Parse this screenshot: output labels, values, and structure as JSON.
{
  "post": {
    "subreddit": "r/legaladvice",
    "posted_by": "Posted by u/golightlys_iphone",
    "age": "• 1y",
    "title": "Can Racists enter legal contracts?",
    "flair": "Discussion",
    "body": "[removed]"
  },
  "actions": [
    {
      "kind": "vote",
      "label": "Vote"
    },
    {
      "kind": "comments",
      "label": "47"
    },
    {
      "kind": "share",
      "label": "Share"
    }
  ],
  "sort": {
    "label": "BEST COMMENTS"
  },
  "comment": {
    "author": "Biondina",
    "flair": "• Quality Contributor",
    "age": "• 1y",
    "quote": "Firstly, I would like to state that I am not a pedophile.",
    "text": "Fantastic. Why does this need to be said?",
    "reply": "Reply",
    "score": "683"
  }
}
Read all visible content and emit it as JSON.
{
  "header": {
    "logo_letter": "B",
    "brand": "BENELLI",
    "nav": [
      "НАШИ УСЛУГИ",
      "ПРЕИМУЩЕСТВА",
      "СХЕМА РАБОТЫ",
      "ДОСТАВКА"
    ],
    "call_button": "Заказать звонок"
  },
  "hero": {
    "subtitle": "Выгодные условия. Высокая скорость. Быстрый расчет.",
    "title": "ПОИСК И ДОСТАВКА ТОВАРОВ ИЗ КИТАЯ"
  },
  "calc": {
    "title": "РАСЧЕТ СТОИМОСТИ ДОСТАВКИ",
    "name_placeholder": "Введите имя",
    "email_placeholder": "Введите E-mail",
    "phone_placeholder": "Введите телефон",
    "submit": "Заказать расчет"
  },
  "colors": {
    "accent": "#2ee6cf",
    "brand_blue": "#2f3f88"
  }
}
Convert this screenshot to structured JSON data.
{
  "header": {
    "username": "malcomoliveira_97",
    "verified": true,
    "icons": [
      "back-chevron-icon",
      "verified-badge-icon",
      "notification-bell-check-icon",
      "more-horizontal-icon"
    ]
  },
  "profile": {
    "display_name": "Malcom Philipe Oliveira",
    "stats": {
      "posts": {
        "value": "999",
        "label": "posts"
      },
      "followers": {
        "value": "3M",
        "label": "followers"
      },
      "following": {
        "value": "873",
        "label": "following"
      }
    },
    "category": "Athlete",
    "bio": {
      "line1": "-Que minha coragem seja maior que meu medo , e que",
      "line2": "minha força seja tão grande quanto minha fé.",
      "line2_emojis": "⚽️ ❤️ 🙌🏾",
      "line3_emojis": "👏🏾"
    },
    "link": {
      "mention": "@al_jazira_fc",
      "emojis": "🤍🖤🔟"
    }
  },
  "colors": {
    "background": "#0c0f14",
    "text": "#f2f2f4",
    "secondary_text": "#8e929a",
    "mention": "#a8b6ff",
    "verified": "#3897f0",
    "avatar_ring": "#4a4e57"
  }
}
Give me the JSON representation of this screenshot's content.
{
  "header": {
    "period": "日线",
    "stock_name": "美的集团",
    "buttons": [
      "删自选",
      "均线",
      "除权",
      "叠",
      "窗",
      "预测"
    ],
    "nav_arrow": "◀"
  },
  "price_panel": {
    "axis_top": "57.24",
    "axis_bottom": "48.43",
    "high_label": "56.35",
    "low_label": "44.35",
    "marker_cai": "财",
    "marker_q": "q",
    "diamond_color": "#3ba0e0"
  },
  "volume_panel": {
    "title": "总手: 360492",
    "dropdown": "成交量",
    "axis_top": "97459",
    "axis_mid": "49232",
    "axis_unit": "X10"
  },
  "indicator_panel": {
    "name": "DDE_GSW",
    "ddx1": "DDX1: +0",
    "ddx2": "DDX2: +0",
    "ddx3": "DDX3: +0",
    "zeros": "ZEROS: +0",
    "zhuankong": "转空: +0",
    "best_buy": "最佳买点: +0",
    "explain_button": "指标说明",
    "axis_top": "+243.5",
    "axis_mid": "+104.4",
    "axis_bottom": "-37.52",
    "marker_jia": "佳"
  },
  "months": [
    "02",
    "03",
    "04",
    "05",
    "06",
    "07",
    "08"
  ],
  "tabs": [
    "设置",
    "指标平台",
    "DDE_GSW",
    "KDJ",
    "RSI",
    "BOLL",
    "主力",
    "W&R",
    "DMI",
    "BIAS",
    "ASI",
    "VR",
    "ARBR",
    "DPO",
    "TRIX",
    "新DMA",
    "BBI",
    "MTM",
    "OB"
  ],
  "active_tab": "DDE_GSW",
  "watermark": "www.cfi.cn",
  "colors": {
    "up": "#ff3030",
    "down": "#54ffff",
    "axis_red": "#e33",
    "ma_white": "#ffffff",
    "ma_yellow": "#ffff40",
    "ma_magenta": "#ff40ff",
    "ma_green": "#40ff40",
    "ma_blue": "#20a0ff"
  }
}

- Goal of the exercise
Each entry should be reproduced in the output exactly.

- Answer space
Parse this screenshot: output labels, values, and structure as JSON.
{
  "post": {
    "subreddit": "r/legaladvice",
    "posted_by": "Posted by u/golightlys_iphone",
    "age": "• 1y",
    "title": "Can Racists enter legal contracts?",
    "flair": "Discussion",
    "body": "[removed]"
  },
  "actions": [
    {
      "kind": "vote",
      "label": "Vote"
    },
    {
      "kind": "comments",
      "label": "47"
    },
    {
      "kind": "share",
      "label": "Share"
    }
  ],
  "sort": {
    "label": "BEST COMMENTS"
  },
  "comment": {
    "author": "Biondina",
    "flair": "• Quality Contributor",
    "age": "• 1y",
    "quote": "Firstly, I would like to state that I am not a pedophile.",
    "text": "Fantastic. Why does this need to be said?",
    "reply": "Reply",
    "score": "683"
  }
}
Read all visible content and emit it as JSON.
{
  "header": {
    "logo_letter": "B",
    "brand": "BENELLI",
    "nav": [
      "НАШИ УСЛУГИ",
      "ПРЕИМУЩЕСТВА",
      "СХЕМА РАБОТЫ",
      "ДОСТАВКА"
    ],
    "call_button": "Заказать звонок"
  },
  "hero": {
    "subtitle": "Выгодные условия. Высокая скорость. Быстрый расчет.",
    "title": "ПОИСК И ДОСТАВКА ТОВАРОВ ИЗ КИТАЯ"
  },
  "calc": {
    "title": "РАСЧЕТ СТОИМОСТИ ДОСТАВКИ",
    "name_placeholder": "Введите имя",
    "email_placeholder": "Введите E-mail",
    "phone_placeholder": "Введите телефон",
    "submit": "Заказать расчет"
  },
  "colors": {
    "accent": "#2ee6cf",
    "brand_blue": "#2f3f88"
  }
}
Convert this screenshot to structured JSON data.
{
  "header": {
    "username": "malcomoliveira_97",
    "verified": true,
    "icons": [
      "back-chevron-icon",
      "verified-badge-icon",
      "notification-bell-check-icon",
      "more-horizontal-icon"
    ]
  },
  "profile": {
    "display_name": "Malcom Philipe Oliveira",
    "stats": {
      "posts": {
        "value": "999",
        "label": "posts"
      },
      "followers": {
        "value": "3M",
        "label": "followers"
      },
      "following": {
        "value": "873",
        "label": "following"
      }
    },
    "category": "Athlete",
    "bio": {
      "line1": "-Que minha coragem seja maior que meu medo , e que",
      "line2": "minha força seja tão grande quanto minha fé.",
      "line2_emojis": "⚽️ ❤️ 🙌🏾",
      "line3_emojis": "👏🏾"
    },
    "link": {
      "mention": "@al_jazira_fc",
      "emojis": "🤍🖤🔟"
    }
  },
  "colors": {
    "background": "#0c0f14",
    "text": "#f2f2f4",
    "secondary_text": "#8e929a",
    "mention": "#a8b6ff",
    "verified": "#3897f0",
    "avatar_ring": "#4a4e57"
  }
}
Give me the JSON representation of this screenshot's content.
{
  "header": {
    "period": "日线",
    "stock_name": "美的集团",
    "buttons": [
      "删自选",
      "均线",
      "除权",
      "叠",
      "窗",
      "预测"
    ],
    "nav_arrow": "◀"
  },
  "price_panel": {
    "axis_top": "57.24",
    "axis_bottom": "48.43",
    "high_label": "56.35",
    "low_label": "44.35",
    "marker_cai": "财",
    "marker_q": "q",
    "diamond_color": "#3ba0e0"
  },
  "volume_panel": {
    "title": "总手: 360492",
    "dropdown": "成交量",
    "axis_top": "97459",
    "axis_mid": "49232",
    "axis_unit": "X10"
  },
  "indicator_panel": {
    "name": "DDE_GSW",
    "ddx1": "DDX1: +0",
    "ddx2": "DDX2: +0",
    "ddx3": "DDX3: +0",
    "zeros": "ZEROS: +0",
    "zhuankong": "转空: +0",
    "best_buy": "最佳买点: +0",
    "explain_button": "指标说明",
    "axis_top": "+243.5",
    "axis_mid": "+104.4",
    "axis_bottom": "-37.52",
    "marker_jia": "佳"
  },
  "months": [
    "02",
    "03",
    "04",
    "05",
    "06",
    "07",
    "08"
  ],
  "tabs": [
    "设置",
    "指标平台",
    "DDE_GSW",
    "KDJ",
    "RSI",
    "BOLL",
    "主力",
    "W&R",
    "DMI",
    "BIAS",
    "ASI",
    "VR",
    "ARBR",
    "DPO",
    "TRIX",
    "新DMA",
    "BBI",
    "MTM",
    "OB"
  ],
  "active_tab": "DDE_GSW",
  "watermark": "www.cfi.cn",
  "colors": {
    "up": "#ff3030",
    "down": "#54ffff",
    "axis_red": "#e33",
    "ma_white": "#ffffff",
    "ma_yellow": "#ffff40",
    "ma_magenta": "#ff40ff",
    "ma_green": "#40ff40",
    "ma_blue": "#20a0ff"
  }
}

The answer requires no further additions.